            Next to speak before the committee was Chuck Cadle.  He made the announcement that effective today, November 30, 2007, TWHBEA has signed a partnership with the National Park Service.  This is a monumental occasions since TWHBEA is the first official breed to enter into a partnership with the National Park Service which consists of 391 parks nation wide.  This partnership was joined into to help not only preserve the culture of horsemanship among our nation’s park rangers, but to also educate the recreational trail rider. The main objectives of this plan are to explore opportunities to further enhance youth programs for TWHBEA and Junior Rangers, restore cultural heritage and provide up to 15 educational events each year.  TWHBEA will be providing information for the parks, and they will in turn print pamphlets that are to be distributed at parks nationwide.  Another point of importance is that park officials will now be riding Tennessee Walking Horses.  Other equine breeds are encouraged to join up with the NPS, but since TWHBEA is the first breed organization to sign a partnership, they have a say along with the NPS on who can join.

            The final sub-committee to present their report was the Promotion Sub-Committee. Joyce Moyer was very precise and encouraged everyone to put the fun back into their horses.  She stated that it was everyone’s job to promote the Tennessee Walking Horse breed, not just the Vice President. “If we don’t promote and market the breed, we won’t have an industry,” stated Moyer. In the Promotion Sub-Committee meeting, a brainstorming effort was used to come up with ideas on how and where to promote the breed. Many great ideas were discussed.

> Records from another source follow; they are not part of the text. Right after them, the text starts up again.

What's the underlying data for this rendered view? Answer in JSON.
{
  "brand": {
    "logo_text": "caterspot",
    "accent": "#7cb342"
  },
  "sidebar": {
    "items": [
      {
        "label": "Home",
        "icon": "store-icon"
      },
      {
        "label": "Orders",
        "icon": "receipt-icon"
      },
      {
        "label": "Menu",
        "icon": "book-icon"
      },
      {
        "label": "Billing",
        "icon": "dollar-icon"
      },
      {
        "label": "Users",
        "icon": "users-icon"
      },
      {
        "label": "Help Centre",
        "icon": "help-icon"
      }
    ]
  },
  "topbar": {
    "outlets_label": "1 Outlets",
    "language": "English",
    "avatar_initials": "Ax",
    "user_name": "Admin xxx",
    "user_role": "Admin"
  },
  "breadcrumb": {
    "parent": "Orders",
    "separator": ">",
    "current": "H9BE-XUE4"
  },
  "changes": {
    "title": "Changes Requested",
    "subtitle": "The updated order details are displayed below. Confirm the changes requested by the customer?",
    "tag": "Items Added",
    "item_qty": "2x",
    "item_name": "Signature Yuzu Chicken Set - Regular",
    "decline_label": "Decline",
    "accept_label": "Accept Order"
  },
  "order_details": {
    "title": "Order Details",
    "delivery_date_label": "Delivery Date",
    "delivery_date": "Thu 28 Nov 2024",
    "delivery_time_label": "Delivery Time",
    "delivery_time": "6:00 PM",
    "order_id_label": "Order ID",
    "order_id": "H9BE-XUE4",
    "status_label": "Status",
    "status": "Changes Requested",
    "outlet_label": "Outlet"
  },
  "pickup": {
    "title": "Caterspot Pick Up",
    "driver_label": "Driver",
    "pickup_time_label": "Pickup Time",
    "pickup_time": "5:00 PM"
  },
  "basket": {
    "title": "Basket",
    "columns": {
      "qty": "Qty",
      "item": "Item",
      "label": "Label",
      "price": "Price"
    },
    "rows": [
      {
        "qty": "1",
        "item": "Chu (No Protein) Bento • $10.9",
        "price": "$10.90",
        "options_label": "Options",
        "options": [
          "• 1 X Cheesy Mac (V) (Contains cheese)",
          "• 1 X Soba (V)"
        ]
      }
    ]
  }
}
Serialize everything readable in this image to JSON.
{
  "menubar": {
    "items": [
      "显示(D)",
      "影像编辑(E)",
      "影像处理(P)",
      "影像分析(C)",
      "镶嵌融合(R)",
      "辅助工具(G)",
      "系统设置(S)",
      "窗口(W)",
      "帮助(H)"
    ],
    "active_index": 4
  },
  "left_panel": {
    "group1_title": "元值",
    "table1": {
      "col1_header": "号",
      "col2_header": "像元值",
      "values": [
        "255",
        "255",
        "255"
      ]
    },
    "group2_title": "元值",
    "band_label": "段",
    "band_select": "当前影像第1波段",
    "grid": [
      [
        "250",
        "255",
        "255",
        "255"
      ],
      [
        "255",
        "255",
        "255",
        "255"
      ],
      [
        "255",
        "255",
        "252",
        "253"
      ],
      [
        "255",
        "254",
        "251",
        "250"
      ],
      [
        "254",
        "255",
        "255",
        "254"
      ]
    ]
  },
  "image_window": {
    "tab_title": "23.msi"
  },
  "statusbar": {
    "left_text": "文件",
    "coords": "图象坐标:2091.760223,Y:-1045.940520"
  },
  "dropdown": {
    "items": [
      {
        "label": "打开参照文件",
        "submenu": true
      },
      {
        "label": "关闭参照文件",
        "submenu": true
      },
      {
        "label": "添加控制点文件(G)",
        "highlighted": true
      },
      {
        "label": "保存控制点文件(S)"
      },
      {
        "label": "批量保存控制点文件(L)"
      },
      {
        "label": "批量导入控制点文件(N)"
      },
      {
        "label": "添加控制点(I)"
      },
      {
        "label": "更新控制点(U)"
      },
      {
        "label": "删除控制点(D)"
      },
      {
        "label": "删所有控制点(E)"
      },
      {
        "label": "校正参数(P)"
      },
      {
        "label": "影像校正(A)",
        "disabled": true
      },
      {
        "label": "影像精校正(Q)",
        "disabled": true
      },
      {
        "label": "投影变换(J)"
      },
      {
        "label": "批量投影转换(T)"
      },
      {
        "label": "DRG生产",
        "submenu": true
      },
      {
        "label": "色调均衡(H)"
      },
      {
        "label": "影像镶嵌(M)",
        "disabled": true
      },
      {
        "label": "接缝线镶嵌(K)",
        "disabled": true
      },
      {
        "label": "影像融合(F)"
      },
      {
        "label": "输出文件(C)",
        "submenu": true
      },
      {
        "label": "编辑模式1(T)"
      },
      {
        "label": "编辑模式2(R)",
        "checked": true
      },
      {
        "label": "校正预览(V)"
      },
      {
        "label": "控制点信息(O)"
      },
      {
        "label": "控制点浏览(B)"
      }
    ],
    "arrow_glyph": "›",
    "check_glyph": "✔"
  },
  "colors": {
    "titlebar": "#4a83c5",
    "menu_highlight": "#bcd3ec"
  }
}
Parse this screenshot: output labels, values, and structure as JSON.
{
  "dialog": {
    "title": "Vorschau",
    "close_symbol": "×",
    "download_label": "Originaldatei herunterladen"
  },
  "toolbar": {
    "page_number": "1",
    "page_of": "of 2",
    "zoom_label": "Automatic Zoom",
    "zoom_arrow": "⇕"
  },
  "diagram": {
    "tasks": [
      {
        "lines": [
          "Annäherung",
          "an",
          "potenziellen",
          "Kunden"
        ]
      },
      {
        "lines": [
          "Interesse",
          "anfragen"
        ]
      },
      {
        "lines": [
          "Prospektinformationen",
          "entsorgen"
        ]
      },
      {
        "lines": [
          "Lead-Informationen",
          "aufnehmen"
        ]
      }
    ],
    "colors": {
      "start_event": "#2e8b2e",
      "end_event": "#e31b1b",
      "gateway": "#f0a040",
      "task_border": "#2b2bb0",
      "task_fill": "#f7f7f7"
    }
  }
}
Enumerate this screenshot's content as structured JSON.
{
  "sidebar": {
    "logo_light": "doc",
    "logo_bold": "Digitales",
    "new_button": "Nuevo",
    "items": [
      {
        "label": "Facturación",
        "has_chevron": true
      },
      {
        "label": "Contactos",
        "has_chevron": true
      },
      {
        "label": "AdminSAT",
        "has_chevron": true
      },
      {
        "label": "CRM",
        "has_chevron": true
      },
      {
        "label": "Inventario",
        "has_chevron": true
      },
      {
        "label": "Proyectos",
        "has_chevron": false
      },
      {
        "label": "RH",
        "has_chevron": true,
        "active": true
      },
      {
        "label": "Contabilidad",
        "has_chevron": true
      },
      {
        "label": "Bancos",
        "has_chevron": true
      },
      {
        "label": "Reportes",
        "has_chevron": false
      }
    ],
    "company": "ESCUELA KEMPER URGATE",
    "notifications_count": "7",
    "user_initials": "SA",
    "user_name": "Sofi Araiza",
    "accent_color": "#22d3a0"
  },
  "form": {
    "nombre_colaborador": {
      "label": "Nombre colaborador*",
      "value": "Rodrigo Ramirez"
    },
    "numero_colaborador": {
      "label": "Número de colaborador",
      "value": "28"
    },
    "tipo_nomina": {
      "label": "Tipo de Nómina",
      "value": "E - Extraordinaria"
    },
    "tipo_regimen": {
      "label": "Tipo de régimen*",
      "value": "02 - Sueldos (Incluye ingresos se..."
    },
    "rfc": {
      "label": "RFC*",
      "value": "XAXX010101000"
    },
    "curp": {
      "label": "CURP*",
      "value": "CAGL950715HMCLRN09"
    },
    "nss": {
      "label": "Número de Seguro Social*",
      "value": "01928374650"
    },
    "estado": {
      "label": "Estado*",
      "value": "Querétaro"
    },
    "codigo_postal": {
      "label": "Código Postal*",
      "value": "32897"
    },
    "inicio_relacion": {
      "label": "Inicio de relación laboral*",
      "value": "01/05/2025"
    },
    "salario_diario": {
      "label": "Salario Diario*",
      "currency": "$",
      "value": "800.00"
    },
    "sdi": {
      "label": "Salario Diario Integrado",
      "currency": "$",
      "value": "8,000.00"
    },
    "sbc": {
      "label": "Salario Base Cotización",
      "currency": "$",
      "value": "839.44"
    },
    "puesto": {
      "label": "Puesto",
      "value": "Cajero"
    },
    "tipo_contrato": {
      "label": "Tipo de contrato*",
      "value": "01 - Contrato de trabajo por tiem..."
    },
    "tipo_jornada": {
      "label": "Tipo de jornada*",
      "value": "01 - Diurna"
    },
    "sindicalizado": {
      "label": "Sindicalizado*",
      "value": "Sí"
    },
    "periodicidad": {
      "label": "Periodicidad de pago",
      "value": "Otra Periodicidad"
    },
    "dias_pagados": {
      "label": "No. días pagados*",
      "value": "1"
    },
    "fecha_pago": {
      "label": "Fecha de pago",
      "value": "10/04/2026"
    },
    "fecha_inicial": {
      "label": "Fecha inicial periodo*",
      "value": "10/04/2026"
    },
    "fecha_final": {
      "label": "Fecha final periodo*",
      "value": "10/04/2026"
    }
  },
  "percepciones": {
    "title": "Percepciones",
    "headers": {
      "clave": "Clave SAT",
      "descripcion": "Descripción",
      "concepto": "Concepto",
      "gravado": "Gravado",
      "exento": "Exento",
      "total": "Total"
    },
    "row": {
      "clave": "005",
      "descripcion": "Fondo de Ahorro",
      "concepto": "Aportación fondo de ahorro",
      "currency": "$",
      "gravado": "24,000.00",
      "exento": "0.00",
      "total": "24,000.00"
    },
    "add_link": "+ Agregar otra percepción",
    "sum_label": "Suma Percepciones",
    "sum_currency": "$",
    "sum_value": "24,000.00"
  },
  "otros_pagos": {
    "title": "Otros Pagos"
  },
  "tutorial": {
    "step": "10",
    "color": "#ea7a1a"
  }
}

            Old business was the next portion of the agenda.  Brought up was the Versatility Rule Books once again.  This time it was mentioned that these books are not being printed anymore.  The bother some people because they really relied on them at horse shows.  Even though the rules of the classes are currently listed in the TWHBEA rule book, it was impossible to carry this book around during the show.  The smaller Versatility Rule Book was easy to fit in the back pocket allowing for quicker, more convenient accessibility. Also discussed was that some of the information contained in the smaller rule book was not included in the larger book.  This included previous Supreme Champion winners. Moyer brought up the motion to reinstate these smaller books into print for those wanting them.  It was seconded and passed.

            The final topic that was brought up under old business was the issue of versatility points and how they are calculated under the sanctioning plan.  As it currently stands, an exemption was allowed by the HIO-C to allow those shows that do not affiliate with TWHBEA to still have their points counted.  Those shows that do affiliate with TWHBEA though are given double points.  That exemption is currently on a year-to-year basis and it was deemed to be carried into 2008. Many concerns from the crowd came because some areas do not have shows that affiliate with any HIO.  These shows tend to be open shows where multiple breeds participate. In the end, nothing was brought to a motion and Gray ended the discussion.

            In the final few minutes of the meeting new business was addressed.  The TWHBEA Academy Program is working on expanding for 2008. (More details available in the Performance Committee story.) A brief overview is that they are planning on having 35 to 45 shows for the 2008 season in approximately 15 different locations across the United States.

            Darren Gray closed out the meeting by once again thanking everyone that came, and he expressed that, “it has been a ‘pleasure’ to serve this year.”